Where in the entries below does "value" appear? Copy every line that has it.

[[ Data open ]]

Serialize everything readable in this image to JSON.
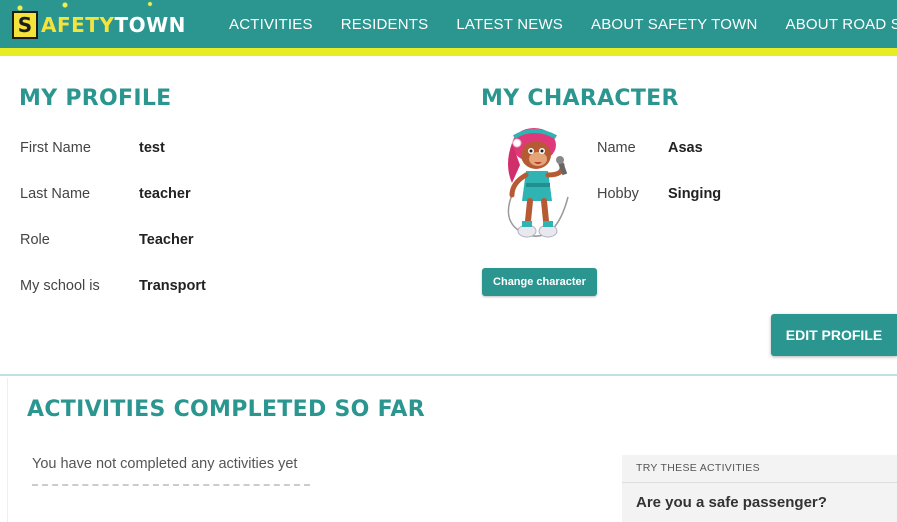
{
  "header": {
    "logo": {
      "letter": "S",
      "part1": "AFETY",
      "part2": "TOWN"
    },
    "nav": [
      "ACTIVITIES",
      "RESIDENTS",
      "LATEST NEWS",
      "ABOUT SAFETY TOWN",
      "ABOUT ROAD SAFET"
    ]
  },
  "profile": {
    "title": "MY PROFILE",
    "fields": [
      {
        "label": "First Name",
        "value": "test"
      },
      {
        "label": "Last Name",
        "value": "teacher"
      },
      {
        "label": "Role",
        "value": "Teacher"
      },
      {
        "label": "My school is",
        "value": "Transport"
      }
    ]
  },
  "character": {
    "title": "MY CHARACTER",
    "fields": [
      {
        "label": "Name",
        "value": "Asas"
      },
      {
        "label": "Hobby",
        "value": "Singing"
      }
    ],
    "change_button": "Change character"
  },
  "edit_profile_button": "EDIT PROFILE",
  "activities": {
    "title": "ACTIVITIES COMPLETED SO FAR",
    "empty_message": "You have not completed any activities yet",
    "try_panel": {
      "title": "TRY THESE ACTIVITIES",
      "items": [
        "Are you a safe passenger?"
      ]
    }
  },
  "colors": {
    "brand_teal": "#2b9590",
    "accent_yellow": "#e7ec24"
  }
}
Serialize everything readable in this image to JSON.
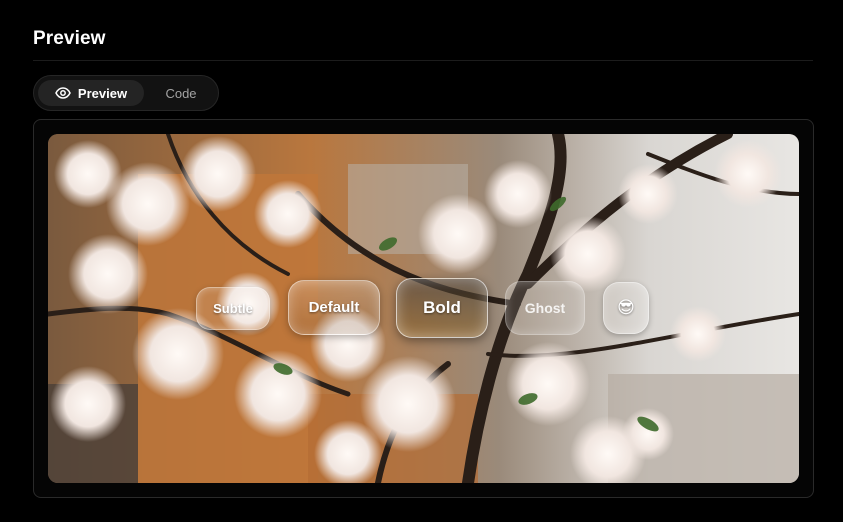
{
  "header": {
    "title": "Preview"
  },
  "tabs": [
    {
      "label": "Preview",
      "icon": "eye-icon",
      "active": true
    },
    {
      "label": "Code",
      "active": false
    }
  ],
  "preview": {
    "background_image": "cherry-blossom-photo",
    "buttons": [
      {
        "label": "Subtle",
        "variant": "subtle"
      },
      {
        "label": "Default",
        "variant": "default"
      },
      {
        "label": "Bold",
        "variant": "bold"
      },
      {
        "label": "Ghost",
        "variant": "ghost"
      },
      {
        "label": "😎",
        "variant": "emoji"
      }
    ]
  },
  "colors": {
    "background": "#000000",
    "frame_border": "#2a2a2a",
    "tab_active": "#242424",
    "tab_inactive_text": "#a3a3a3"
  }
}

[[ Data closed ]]

Final answer:
        "value": "test"
        "value": "teacher"
        "value": "Teacher"
        "value": "Transport"
        "value": "Asas"
        "value": "Singing"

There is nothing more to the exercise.